Unhypnotizing a Clinton Supporter

Today I teach you how to unhypnotize a Clinton supporter.

Keep in mind that the strongest form of persuasion is fear. Clinton’s team of persuaders has convinced her followers that Trump is dangerous. If you remove that part of her spell, Trump wins. Here’s how.

1. Trump’s Tough Talk Inspires violence: Ask Clinton supporters if they have seen the Project Veritas video of Clinton operatives talking about paying people to incite violence at Trump rallies. The people on the video have been fired, and we haven’t seen violence at Trump rallies since.

2. Temperament: Ask Clinton supporters if they have seen the video of Clinton ranting “Why aren’t I already fifty points ahead?” She looks either inebriated or deranged. Mention that the people who know Trump personally have reported that he is both smart and sane in person. Even his enemies who know him personally don’t claim he has a temperament problem. If he did, is there any chance we wouldn’t have heard about it by now?

3. Trump might insult foreign leaders into a war: Trump and Putin seem to get along fine.

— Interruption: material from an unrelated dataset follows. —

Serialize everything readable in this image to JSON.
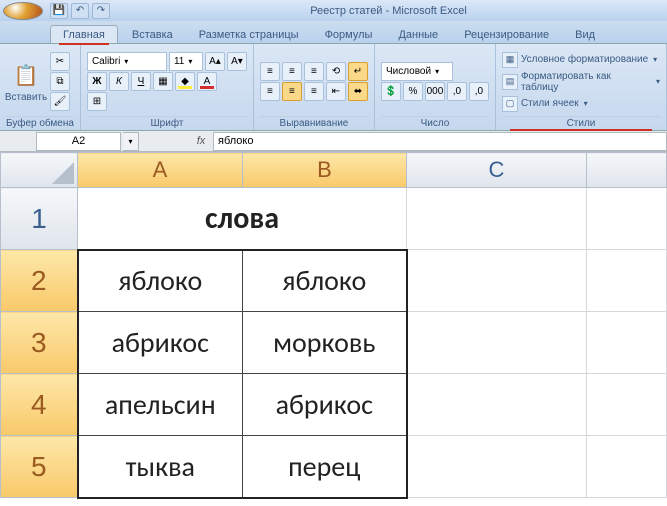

Netanyahu said he could work with Trump. Mexico isn’t likely to start a war over trade, or the wall. Trump says North Korea is China’s problem, which is literally the safest thing you could say. And China’s leaders are adults who know Trump says offensive things now and then. China will pursue its own interests, and none of those interests involve going to war over some words. Likewise, other leaders are adults too. They won’t change their foreign policy over some insults.

5. Trump might start a war: Trump owns buildings and property around the world. As a general rule, people who own a lot of real estate don’t start wars because their own assets are at risk. But Clinton is “sponsored” – via the Clinton Foundation and speaking fees  – by defense companies that profit from war. Likewise, Clinton is sponsored by foreign countries whose interests don’t align with American interests. Clinton supported war in Iraq and Libya, and she threatens Russia, just as the money trail suggests she would. Trump talks mostly about having a strong military to avoid war. He gains nothing by war.

6. Alcohol: Normally alcohol would not be a risk factor in picking a president because usually both candidates are social drinkers. But Trump has never had an alcoholic beverage while Clinton tells us she enjoys social drinking. Having a few social drinks is not a problem unless you plan to drive a car…or make a nuclear launch decision. If we don’t trust a social drinker to operate a motor vehicle, can we trust a social drinker to manage a nuclear arsenal?

If you have ever drunk-texted, or received a text from someone who has, you already know how much “social drinking” can influence decisions.

7. Group Violence versus Crazy Individuals: Have you noticed that when you see election-related violence from a group, it is always Clinton supporters? That happened at Trump’s San Jose rally, and it happened with the homeless woman protecting Trump’s star on the Walk of Fame. When Trump supporters do something violent they are usually acting alone, and crazy. When Clinton supporters get violent it comes in the form of mobs who are NOT crazy. That’s the dangerous kind of violence because they are literally Stronger Together. 

8. Pacing and Leading: When normal politicians change their minds we label it flip-flopping or – more kindly – “evolving” in their thinking. When a Master Persuader does it, you are seeing pacing and leading, which is a major tool of persuasion. Pacing involves matching people – in this case emotionally – and later using that bond to lead them. We see Trump doing this often.

a. Trump paced his base by saying he would deport 11 million undocumented immigrants. Once he had his base on his side emotionally, he led to them to his current policy of deporting only the people who committed crimes while here. Have you heard any Trump supporters complain about it lately?

b. Trump paced his base by saying he would ban all Muslim immigration to stop terrorist infiltration. Once he had them on his side emotionally, he led them first to a ban on specific problem countries, and then again to “extreme vetting,” which is a lot like Clinton’s plan. Trump supporters followed, and you don’t hear them complaining.

c. Early in the primaries Trump paced the racists in the Republican party by not disavowing them as clearly and as loudly as even the racists thought he would. Since then he has led Republicans to think that some form of a “New Deal” for African-Americans might be worth a look. 

d. At the Republican National Convention, Trump used his emotional connection to his supporters to declare he was the strongest voice to protect the LGBTQ community. Republicans stood and cheered. 

Readers of this blog might recall that months ago I predicted that Trump would soften his immigration proposals. That’s because I saw him from the start as a Master Persuader, not a crazy person, and not a common flip-flopper.

In my opinion, Trump might be the safest president we have ever had. He can lead the dark parts of his base toward the light (as Nixon went to China) and he has no incentive for war. Claims about his “temperament” are mostly about his penchant for insults, and that isn’t a mortal danger to anyone.

And there you have your formula for unhypnotizing a Clinton supporter who is mostly worried about Trump being dangerous. 

You might enjoy my book because I paced you in this blog post.